« Reply #49 on: September 07, 2016, 11:46:37 AM »
It's ready.  It'll probably never be "done," but it's ready.

Introducing The Earth Awaits. If you've ever followed my Retire Abroad series, The Earth Awaits in the next level. It'll take *your* inputs, needs, and family into account, generating up-to-the-minute, current budgets for over 500 cities around the world.  Every search you do builds budgets dynamically, for you. I think it's the best worldwide exploration and relocation/slow travel tool on the internet.  Some sites will give you a general idea of a budget for a place build by someone else, but only at The Earth Awaits can you build your own, edit it, download it, and explore hundreds of amazing places in rich, vibrant color.

Check it out.  Blog post to follow, but since so much of the help I got here formed the basis of the site, I wanted to give you guys a tiny head start.
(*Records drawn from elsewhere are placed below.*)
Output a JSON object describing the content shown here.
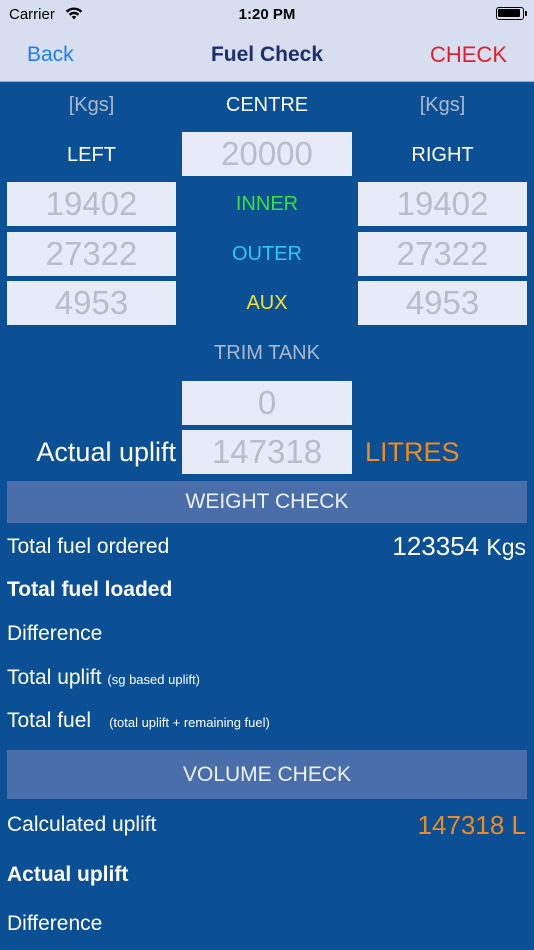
{
  "status": {
    "carrier": "Carrier",
    "time": "1:20 PM"
  },
  "nav": {
    "back": "Back",
    "title": "Fuel Check",
    "action": "CHECK"
  },
  "tanks": {
    "unit_left": "[Kgs]",
    "centre_label": "CENTRE",
    "unit_right": "[Kgs]",
    "left_label": "LEFT",
    "centre_value": "20000",
    "right_label": "RIGHT",
    "inner_label": "INNER",
    "left_inner": "19402",
    "right_inner": "19402",
    "outer_label": "OUTER",
    "left_outer": "27322",
    "right_outer": "27322",
    "aux_label": "AUX",
    "left_aux": "4953",
    "right_aux": "4953",
    "trim_label": "TRIM TANK",
    "trim_value": "0"
  },
  "uplift": {
    "label": "Actual uplift",
    "value": "147318",
    "unit": "LITRES"
  },
  "weight_check": {
    "header": "WEIGHT CHECK",
    "total_ordered_label": "Total fuel ordered",
    "total_ordered_value": "123354",
    "total_ordered_unit": "Kgs",
    "total_loaded_label": "Total fuel loaded",
    "difference_label": "Difference",
    "total_uplift_label": "Total uplift",
    "total_uplift_note": "(sg based uplift)",
    "total_fuel_label": "Total fuel",
    "total_fuel_note": "(total uplift + remaining fuel)"
  },
  "volume_check": {
    "header": "VOLUME CHECK",
    "calculated_label": "Calculated uplift",
    "calculated_value": "147318 L",
    "actual_label": "Actual uplift",
    "difference_label": "Difference"
  },
  "colors": {
    "background": "#0b4f94",
    "nav_background": "#d6deef",
    "back_link": "#1d7cf2",
    "check_action": "#e31d2b",
    "inner": "#39e03c",
    "outer": "#31c7f3",
    "aux": "#f4e035",
    "highlight": "#f08a1e"
  }
}
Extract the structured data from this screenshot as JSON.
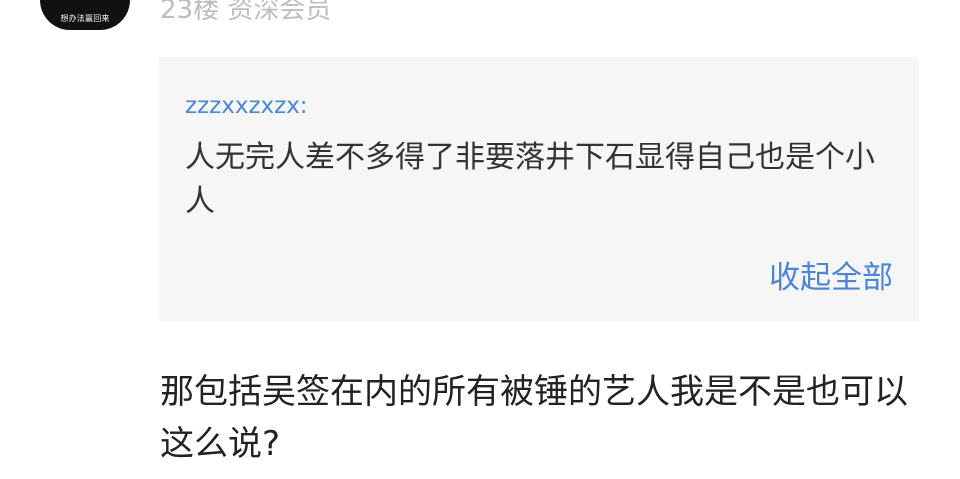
{
  "avatar": {
    "caption": "想办法赢回来"
  },
  "post": {
    "floor_meta": "23楼 资深会员",
    "quote": {
      "user": "zzzxxzxzx:",
      "text": "人无完人差不多得了非要落井下石显得自己也是个小人",
      "collapse_label": "收起全部"
    },
    "reply": "那包括吴签在内的所有被锤的艺人我是不是也可以这么说?"
  },
  "colors": {
    "link": "#4a86d8",
    "quote_bg": "#f6f6f6",
    "meta": "#bdbdbd"
  }
}
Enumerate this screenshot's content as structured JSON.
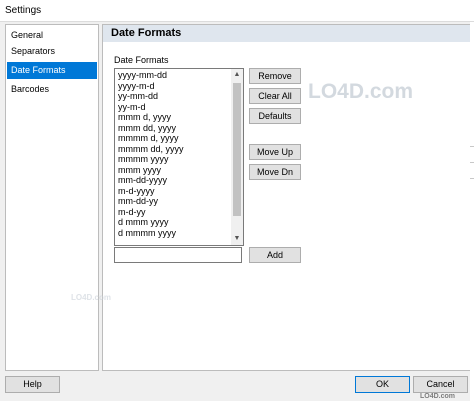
{
  "window": {
    "title": "Settings"
  },
  "sidebar": {
    "items": [
      {
        "label": "General",
        "selected": false
      },
      {
        "label": "Separators",
        "selected": false
      },
      {
        "label": "Date Formats",
        "selected": true
      },
      {
        "label": "Barcodes",
        "selected": false
      }
    ]
  },
  "panel": {
    "header": "Date Formats",
    "group_label": "Date Formats",
    "formats": [
      "yyyy-mm-dd",
      "yyyy-m-d",
      "yy-mm-dd",
      "yy-m-d",
      "mmm d, yyyy",
      "mmm dd, yyyy",
      "mmmm d, yyyy",
      "mmmm dd, yyyy",
      "mmmm yyyy",
      "mmm yyyy",
      "mm-dd-yyyy",
      "m-d-yyyy",
      "mm-dd-yy",
      "m-d-yy",
      "d mmm yyyy",
      "d mmmm yyyy"
    ],
    "new_format_value": "",
    "buttons": {
      "remove": "Remove",
      "clear_all": "Clear All",
      "defaults": "Defaults",
      "move_up": "Move Up",
      "move_dn": "Move Dn",
      "add": "Add"
    }
  },
  "footer": {
    "help": "Help",
    "ok": "OK",
    "cancel": "Cancel"
  },
  "watermark": {
    "main": "LO4D.com",
    "small": "LO4D.com",
    "bottom": "LO4D.com"
  },
  "colors": {
    "selection": "#0078d7",
    "header_bg": "#dfe6ee",
    "window_bg": "#f0f0f0"
  }
}
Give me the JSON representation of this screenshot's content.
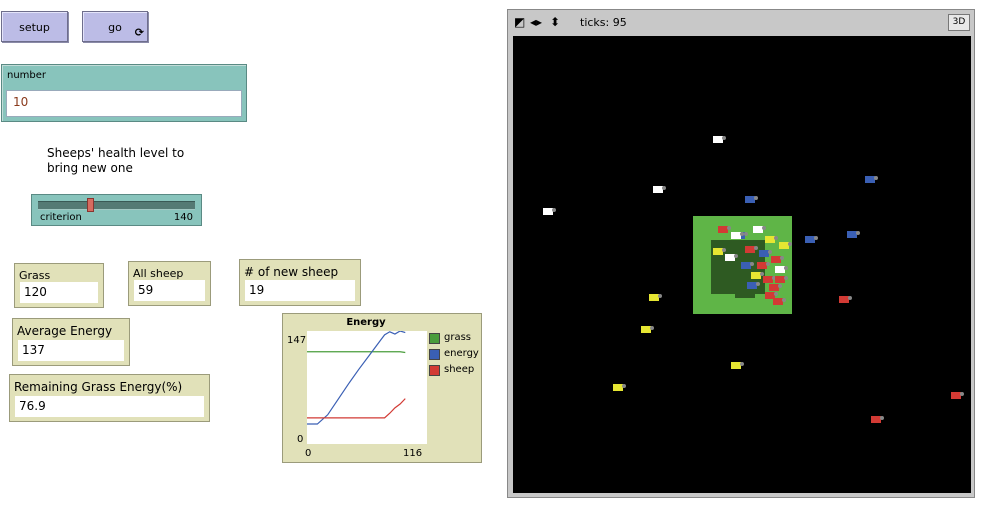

https://www.theearthawaits.com/
Life is short. Save hard. Travel far.
http://frugalvagabond.com/
---------------------------------------
The Earth Awaits: The Custom Budget-building and Travel-Hacking Search Engine for World Travelers
https://www.theearthawaits.com/